• **Assignment**:
Search the material below for the string "content" and extract each line that has it.

• **Task material**:
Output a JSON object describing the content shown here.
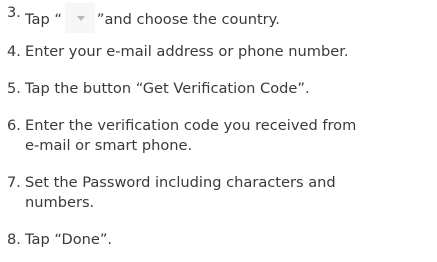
{
  "steps": [
    {
      "num": "3.",
      "pre": "Tap “",
      "icon": "chevron-down-icon",
      "post": "”and choose the country."
    },
    {
      "num": "4.",
      "text": "Enter your e-mail address or phone number."
    },
    {
      "num": "5.",
      "text": "Tap the button “Get Verification Code”."
    },
    {
      "num": "6.",
      "line1": "Enter the verification code you received from",
      "line2": "e-mail or smart phone."
    },
    {
      "num": "7.",
      "line1": "Set the Password including characters and",
      "line2": "numbers."
    },
    {
      "num": "8.",
      "text": "Tap “Done”."
    }
  ]
}
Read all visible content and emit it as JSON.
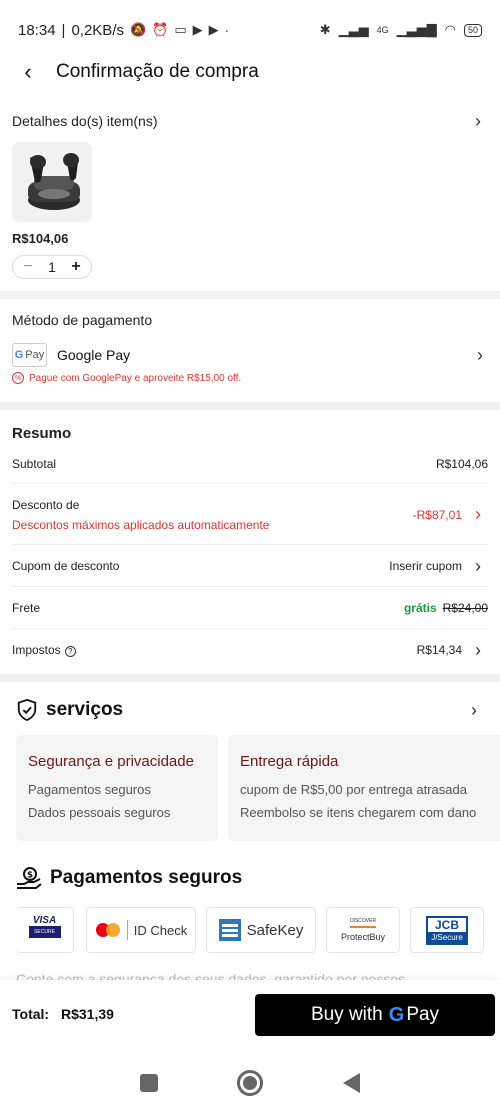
{
  "status_bar": {
    "time": "18:34",
    "speed": "0,2KB/s",
    "dot": "·",
    "network_4g": "4G",
    "battery": "50"
  },
  "header": {
    "title": "Confirmação de compra"
  },
  "items": {
    "section_title": "Detalhes do(s) item(ns)",
    "price": "R$104,06",
    "quantity": "1",
    "minus": "−",
    "plus": "+"
  },
  "payment": {
    "section_title": "Método de pagamento",
    "method_name": "Google Pay",
    "badge_pay": "Pay",
    "promo_text": "Pague com GooglePay e aproveite R$15,00 off."
  },
  "summary": {
    "title": "Resumo",
    "subtotal_label": "Subtotal",
    "subtotal_value": "R$104,06",
    "discount_label": "Desconto de",
    "discount_note": "Descontos máximos aplicados automaticamente",
    "discount_value": "-R$87,01",
    "coupon_label": "Cupom de desconto",
    "coupon_action": "Inserir cupom",
    "shipping_label": "Frete",
    "shipping_free": "grátis",
    "shipping_original": "R$24,00",
    "taxes_label": "Impostos",
    "taxes_value": "R$14,34"
  },
  "services": {
    "title": "serviços",
    "cards": [
      {
        "title": "Segurança e privacidade",
        "lines": [
          "Pagamentos seguros",
          "Dados pessoais seguros"
        ]
      },
      {
        "title": "Entrega rápida",
        "lines": [
          "cupom de R$5,00 por entrega atrasada",
          "Reembolso se itens chegarem com dano"
        ]
      }
    ]
  },
  "secure_payments": {
    "title": "Pagamentos seguros",
    "brands": {
      "visa": "VISA",
      "visa_sub": "SECURE",
      "mc": "ID Check",
      "amex": "SafeKey",
      "discover_top": "DISCOVER",
      "discover_bottom": "ProtectBuy",
      "jcb": "JCB",
      "jcb_sub": "J/Secure"
    },
    "partial_text": "Conte com a segurança dos seus dados, garantido por nossos"
  },
  "footer": {
    "total_label": "Total:",
    "total_value": "R$31,39",
    "buy_label": "Buy with",
    "buy_pay": "Pay"
  },
  "colors": {
    "accent_red": "#e0342c",
    "free_green": "#1d9a3f",
    "service_title": "#6b1818"
  }
}
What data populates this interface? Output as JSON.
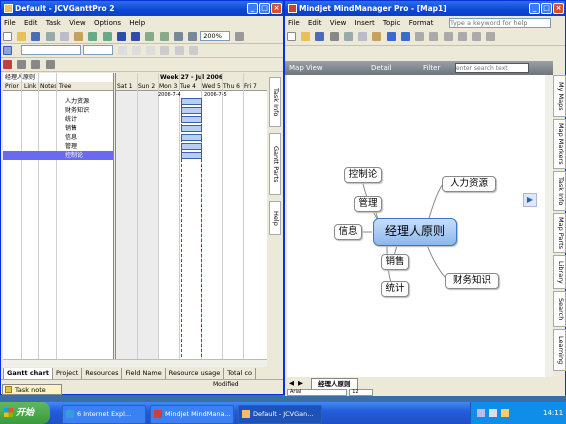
{
  "left_window": {
    "title": "Default - JCVGanttPro 2",
    "menu": [
      "File",
      "Edit",
      "Task",
      "View",
      "Options",
      "Help"
    ],
    "zoom": "200%",
    "project_name": "经理人原则",
    "col_headers": [
      "Prior",
      "Link",
      "Notes",
      "Tree"
    ],
    "week_label": "Week 27 - Jul 2006",
    "days": [
      "Sat 1",
      "Sun 2",
      "Mon 3",
      "Tue 4",
      "Wed 5",
      "Thu 6",
      "Fri 7"
    ],
    "date_start": "2006-7-4",
    "date_end": "2006-7-5",
    "tasks": [
      "人力资源",
      "财务知识",
      "统计",
      "销售",
      "信息",
      "管理",
      "控制论"
    ],
    "bottom_tabs": [
      "Gantt chart",
      "Project",
      "Resources",
      "Field Name",
      "Resource usage",
      "Total co"
    ],
    "side_tabs": [
      "Task Info",
      "Gantt Parts",
      "Help"
    ],
    "task_note": "Task note",
    "status": "Modified"
  },
  "right_window": {
    "title": "Mindjet MindManager Pro - [Map1]",
    "menu": [
      "File",
      "Edit",
      "View",
      "Insert",
      "Topic",
      "Format"
    ],
    "help_placeholder": "Type a keyword for help",
    "map_view": "Map View",
    "detail": "Detail",
    "filter": "Filter",
    "search_placeholder": "enter search text",
    "central_topic": "经理人原则",
    "topics_left": [
      "控制论",
      "管理",
      "信息",
      "销售",
      "统计"
    ],
    "topics_right": [
      "人力资源",
      "财务知识"
    ],
    "sheet_tab": "经理人原则",
    "font": "Arial",
    "font_size": "12",
    "side_tabs": [
      "My Maps",
      "Map Markers",
      "Task Info",
      "Map Parts",
      "Library",
      "Search",
      "Learning"
    ]
  },
  "taskbar": {
    "start": "开始",
    "buttons": [
      "6 Internet Expl...",
      "Mindjet MindMana...",
      "Default - JCVGan..."
    ],
    "clock": "14:11"
  }
}
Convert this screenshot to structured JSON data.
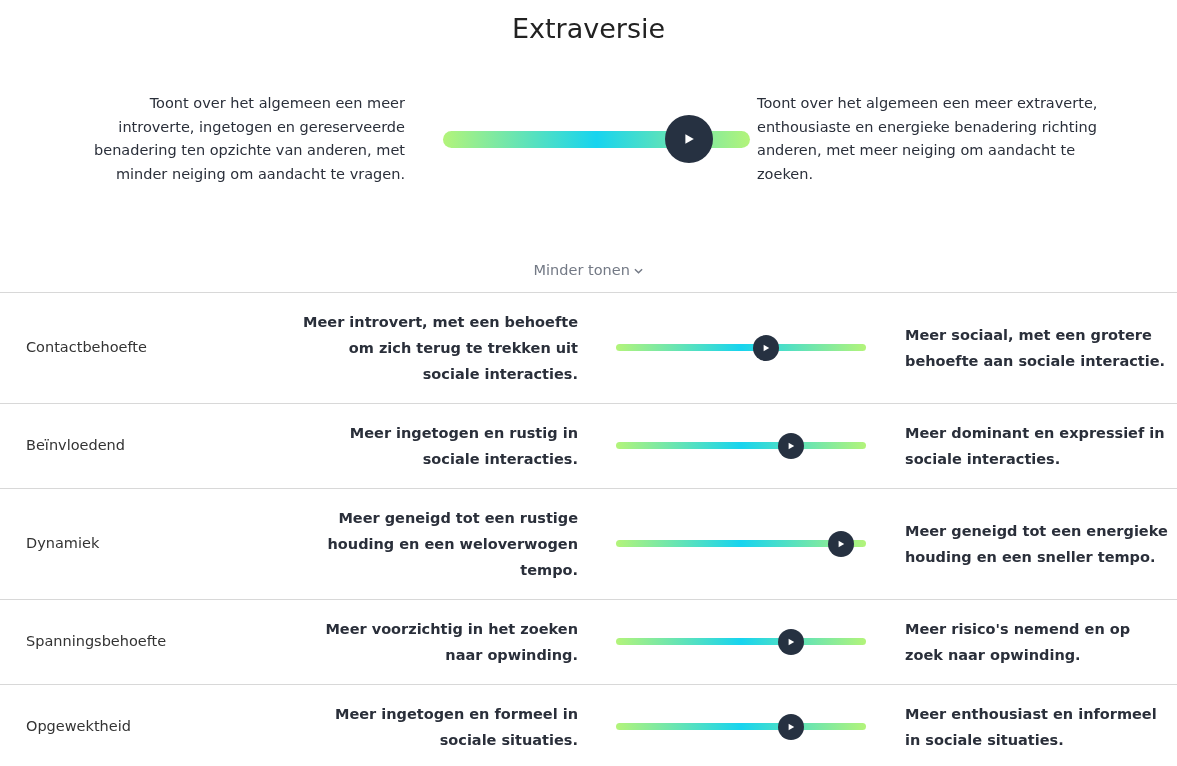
{
  "title": "Extraversie",
  "summary": {
    "left": "Toont over het algemeen een meer introverte, ingetogen en gereserveerde benadering ten opzichte van anderen, met minder neiging om aandacht te vragen.",
    "right": "Toont over het algemeen een meer extraverte, enthousiaste en energieke benadering richting anderen, met meer neiging om aandacht te zoeken.",
    "level": 0.8
  },
  "toggle": {
    "label": "Minder tonen",
    "expanded": true
  },
  "facets": [
    {
      "name": "Contactbehoefte",
      "left": "Meer introvert, met een behoefte om zich terug te trekken uit sociale interacties.",
      "right": "Meer sociaal, met een grotere behoefte aan sociale interactie.",
      "level": 0.6
    },
    {
      "name": "Beïnvloedend",
      "left": "Meer ingetogen en rustig in sociale interacties.",
      "right": "Meer dominant en expressief in sociale interacties.",
      "level": 0.7
    },
    {
      "name": "Dynamiek",
      "left": "Meer geneigd tot een rustige houding en een weloverwogen tempo.",
      "right": "Meer geneigd tot een energieke houding en een sneller tempo.",
      "level": 0.9
    },
    {
      "name": "Spanningsbehoefte",
      "left": "Meer voorzichtig in het zoeken naar opwinding.",
      "right": "Meer risico's nemend en op zoek naar opwinding.",
      "level": 0.7
    },
    {
      "name": "Opgewektheid",
      "left": "Meer ingetogen en formeel in sociale situaties.",
      "right": "Meer enthousiast en informeel in sociale situaties.",
      "level": 0.7
    }
  ]
}
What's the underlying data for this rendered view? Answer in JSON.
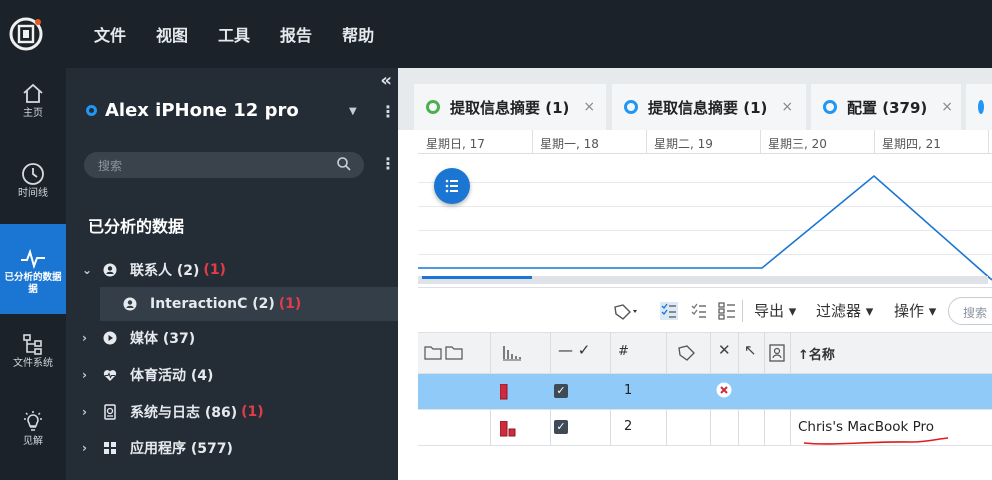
{
  "menu": [
    "文件",
    "视图",
    "工具",
    "报告",
    "帮助"
  ],
  "rail": [
    {
      "label": "主页",
      "icon": "home-icon"
    },
    {
      "label": "时间线",
      "icon": "clock-icon"
    },
    {
      "label": "已分析的数据",
      "label_line2": "据",
      "icon": "pulse-icon",
      "active": true
    },
    {
      "label": "文件系统",
      "icon": "file-system-icon"
    },
    {
      "label": "见解",
      "icon": "bulb-icon"
    }
  ],
  "panel": {
    "collapse": "«",
    "device_name": "Alex iPHone 12 pro",
    "search_placeholder": "搜索",
    "section_title": "已分析的数据",
    "tree": [
      {
        "label": "联系人 (2)",
        "red": "(1)",
        "chev": "⌄",
        "icon": "person-icon"
      },
      {
        "label": "InteractionC (2)",
        "red": "(1)",
        "icon": "person-icon",
        "child": true
      },
      {
        "label": "媒体 (37)",
        "red": "",
        "chev": "›",
        "icon": "media-icon"
      },
      {
        "label": "体育活动 (4)",
        "red": "",
        "chev": "›",
        "icon": "heart-icon"
      },
      {
        "label": "系统与日志 (86)",
        "red": "(1)",
        "chev": "›",
        "icon": "log-icon"
      },
      {
        "label": "应用程序 (577)",
        "red": "",
        "chev": "›",
        "icon": "apps-icon"
      }
    ]
  },
  "tabs": [
    {
      "label": "提取信息摘要 (1)",
      "close": "×",
      "color": "#4caf50"
    },
    {
      "label": "提取信息摘要 (1)",
      "close": "×",
      "color": "#2196f3"
    },
    {
      "label": "配置 (379)",
      "close": "×",
      "color": "#2196f3"
    }
  ],
  "timeline": {
    "days": [
      "星期日, 17",
      "星期一, 18",
      "星期二, 19",
      "星期三, 20",
      "星期四, 21"
    ]
  },
  "toolbar": {
    "export": "导出 ▾",
    "filter": "过滤器 ▾",
    "action": "操作 ▾",
    "search_placeholder": "搜索"
  },
  "table": {
    "headers": {
      "num": "#",
      "name": "↑名称"
    },
    "rows": [
      {
        "num": "1",
        "name": "",
        "selected": true,
        "error": true
      },
      {
        "num": "2",
        "name": "Chris's MacBook Pro",
        "selected": false,
        "error": false
      }
    ]
  },
  "colors": {
    "accent": "#1a76d2",
    "red": "#e33b4a",
    "selected_row": "#90caf9"
  }
}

• **Response to the exercise**:
Output a JSON object describing the content shown here.
Read all visible content and emit it as JSON.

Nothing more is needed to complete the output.